Banks can conduct International Banking Facility(IBF) activities from their existing locations, but they must keep separate books for IBF transactions. In 1981, the Federal Reserve approved the establishment of IBFs and freed them from reserve requirements. The Federal Reserve, as well as other state and federal regulators, continue to oversee IBF activities. They are not FDIC-insured.
To entice IBF company, certain states have offered additional tax benefits. In Florida, for example, IBFs are free from state income, intangible personal property, and documentary stamp taxes. Because of the exemptions they receive, IBFs allow US banks and financial institutions to compete more successfully for international deposits and loans in the Eurocurrency markets.
IBFs allow US banks to offer deposit and lending services to overseas customers through their domestic US offices, which were previously only available competitively from foreign locations. Depository institutions that may create an IBF include U.S. commercial banks, Edge Act businesses, foreign commercial banks with branches and agencies in the United States, savings and loan organizations, and mutual savings banks.
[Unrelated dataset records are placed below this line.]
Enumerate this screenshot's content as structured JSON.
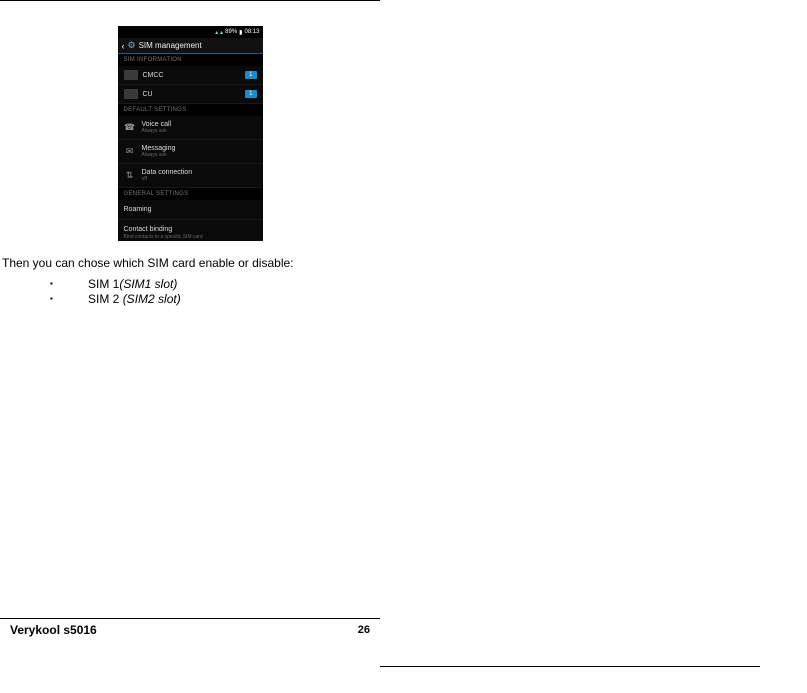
{
  "screenshot": {
    "status": {
      "battery": "89%",
      "time": "08:13"
    },
    "title": "SIM management",
    "sections": {
      "sim_info_header": "SIM INFORMATION",
      "default_header": "DEFAULT SETTINGS",
      "general_header": "GENERAL SETTINGS"
    },
    "sims": [
      {
        "label": "CMCC",
        "badge": "1"
      },
      {
        "label": "CU",
        "badge": "1"
      }
    ],
    "defaults": [
      {
        "title": "Voice call",
        "sub": "Always ask"
      },
      {
        "title": "Messaging",
        "sub": "Always ask"
      },
      {
        "title": "Data connection",
        "sub": "off"
      }
    ],
    "general": [
      {
        "title": "Roaming",
        "sub": ""
      },
      {
        "title": "Contact binding",
        "sub": "Bind contacts to a specific SIM card"
      }
    ]
  },
  "body": {
    "intro": "Then you can chose which SIM card enable or disable:",
    "items": [
      {
        "prefix": "SIM 1",
        "suffix": "(SIM1 slot)"
      },
      {
        "prefix": "SIM 2 ",
        "suffix": "(SIM2 slot)"
      }
    ]
  },
  "footer": {
    "model": "Verykool s5016",
    "page": "26"
  }
}
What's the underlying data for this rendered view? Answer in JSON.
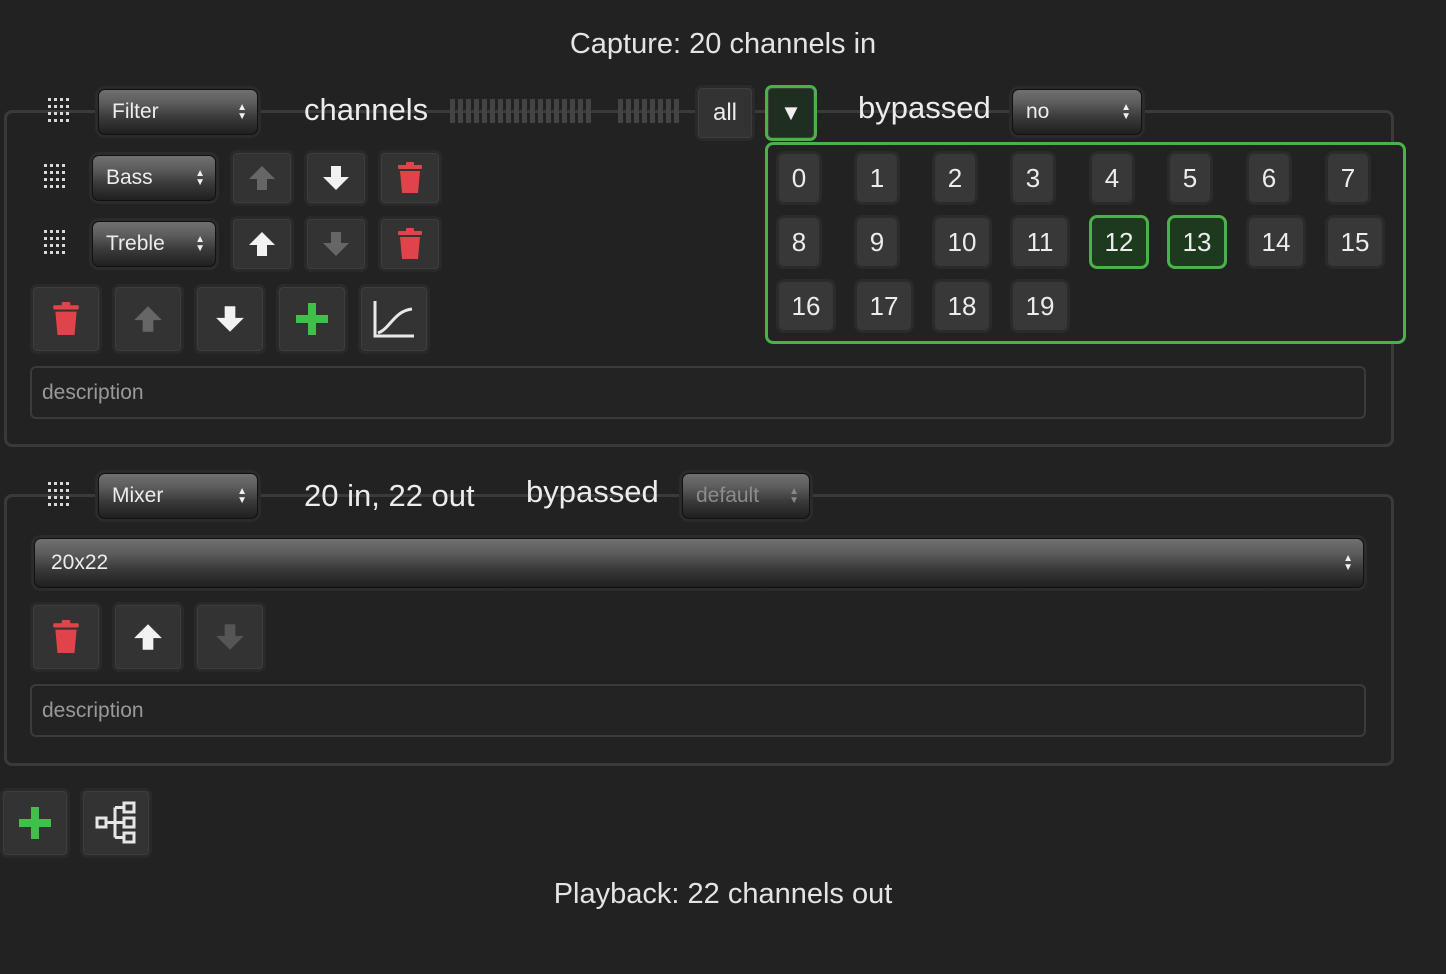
{
  "capture_title": "Capture: 20 channels in",
  "playback_title": "Playback: 22 channels out",
  "filter_step": {
    "type_select": "Filter",
    "channels_label": "channels",
    "all_button": "all",
    "dropdown_toggle": "▼",
    "bypassed_label": "bypassed",
    "bypassed_value": "no",
    "filters": [
      {
        "name": "Bass"
      },
      {
        "name": "Treble"
      }
    ],
    "channel_options": [
      "0",
      "1",
      "2",
      "3",
      "4",
      "5",
      "6",
      "7",
      "8",
      "9",
      "10",
      "11",
      "12",
      "13",
      "14",
      "15",
      "16",
      "17",
      "18",
      "19"
    ],
    "selected_channels": [
      "12",
      "13"
    ],
    "description_placeholder": "description"
  },
  "mixer_step": {
    "type_select": "Mixer",
    "io_label": "20 in, 22 out",
    "bypassed_label": "bypassed",
    "bypassed_value": "default",
    "mixer_select": "20x22",
    "description_placeholder": "description"
  },
  "colors": {
    "background": "#222222",
    "accent_green": "#4cb04c",
    "delete_red": "#e0444a"
  },
  "icons": {
    "drag": "drag-handle-icon",
    "trash": "trash-icon",
    "up": "arrow-up-icon",
    "down": "arrow-down-icon",
    "add": "plus-icon",
    "plot": "plot-icon",
    "tree": "tree-icon"
  }
}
An Edge Act corporation (EAC) is a subsidiary of a U.S. or foreign bank that conducts foreign banking operations; these subsidiaries are called after the 1919 Edge Act that established them. The Edge Act, named after the United States senator who sponsored it, was an amendment to the Federal Reserve Act of 1913 that was offered to boost the competitiveness of American financial enterprises on a global scale.
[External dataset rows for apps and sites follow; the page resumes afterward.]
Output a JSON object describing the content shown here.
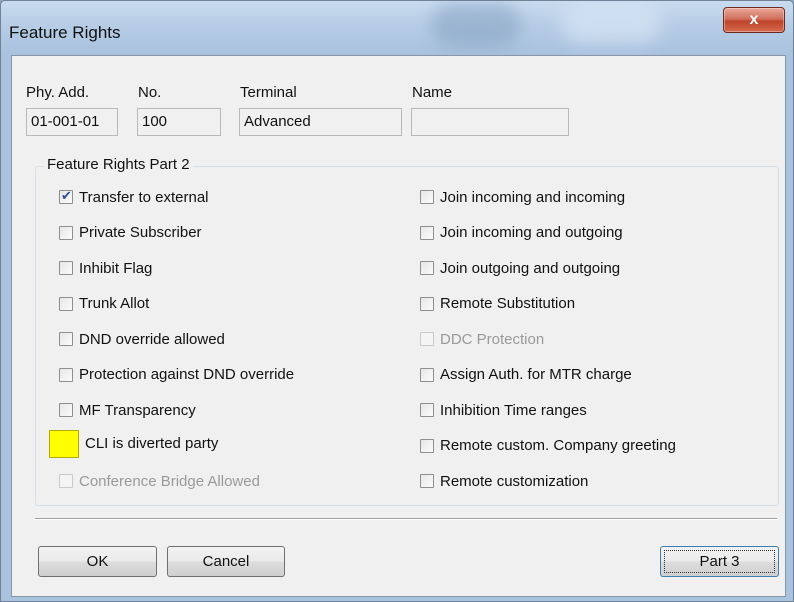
{
  "window": {
    "title": "Feature Rights",
    "close_label": "x"
  },
  "header": {
    "phy_add_label": "Phy. Add.",
    "no_label": "No.",
    "terminal_label": "Terminal",
    "name_label": "Name",
    "phy_add_value": "01-001-01",
    "no_value": "100",
    "terminal_value": "Advanced",
    "name_value": ""
  },
  "group": {
    "title": "Feature Rights Part 2",
    "left": [
      {
        "label": "Transfer to external",
        "checked": true,
        "state": "normal"
      },
      {
        "label": "Private Subscriber",
        "checked": false,
        "state": "normal"
      },
      {
        "label": "Inhibit Flag",
        "checked": false,
        "state": "normal"
      },
      {
        "label": "Trunk Allot",
        "checked": false,
        "state": "normal"
      },
      {
        "label": "DND override allowed",
        "checked": false,
        "state": "normal"
      },
      {
        "label": "Protection against DND override",
        "checked": false,
        "state": "normal"
      },
      {
        "label": "MF Transparency",
        "checked": false,
        "state": "normal"
      },
      {
        "label": "CLI is diverted party",
        "checked": false,
        "state": "highlighted"
      },
      {
        "label": "Conference Bridge Allowed",
        "checked": false,
        "state": "disabled"
      }
    ],
    "right": [
      {
        "label": "Join incoming and incoming",
        "checked": false,
        "state": "normal"
      },
      {
        "label": "Join incoming and outgoing",
        "checked": false,
        "state": "normal"
      },
      {
        "label": "Join outgoing and outgoing",
        "checked": false,
        "state": "normal"
      },
      {
        "label": "Remote Substitution",
        "checked": false,
        "state": "normal"
      },
      {
        "label": "DDC Protection",
        "checked": false,
        "state": "disabled"
      },
      {
        "label": "Assign Auth. for MTR charge",
        "checked": false,
        "state": "normal"
      },
      {
        "label": "Inhibition Time ranges",
        "checked": false,
        "state": "normal"
      },
      {
        "label": "Remote custom. Company greeting",
        "checked": false,
        "state": "normal"
      },
      {
        "label": "Remote customization",
        "checked": false,
        "state": "normal"
      }
    ]
  },
  "buttons": {
    "ok": "OK",
    "cancel": "Cancel",
    "part3": "Part 3"
  },
  "colors": {
    "highlight": "#ffff00",
    "check": "#2b4c8f",
    "close": "#c0442c"
  },
  "icons": {
    "close": "close-icon",
    "check": "checkmark-icon"
  }
}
Now that you are more knowledgeable about the functions of international banking and the parties involved, you may be wondering what the expenses involved in making cross-border transfers are.
Every SWIFT transaction, as was previously indicated, may go through up to five (intermediary) banks before the funds are transferred to the recipient account. Transaction fees may result from this, reaching 5%. Nonetheless, there are ways to do foreign banking within local circumstances.
Americans utilize ACH for money transfers, but Europeans use SEPA. The goal of these payment methods is to reduce the cost and speed of money transactions inside a certain economic zone. The issue is that local payment methods are typically only available to businesses and individuals located in these areas. Here's where amnis enters the picture.
International Banking emerges as a linchpin in the intricate web of global finance, serving as the conduit through which nations engage in economic cooperation and exchange.
As we navigate the complexities of international financial markets, it becomes evident that a nuanced understanding of International Banking is essential for businesses, policymakers, and individuals alike. The future of finance is undeniably intertwined with the global stage, and by grasping the nuances of international banking, we empower ourselves to adapt, thrive, and contribute to a more interconnected and prosperous world.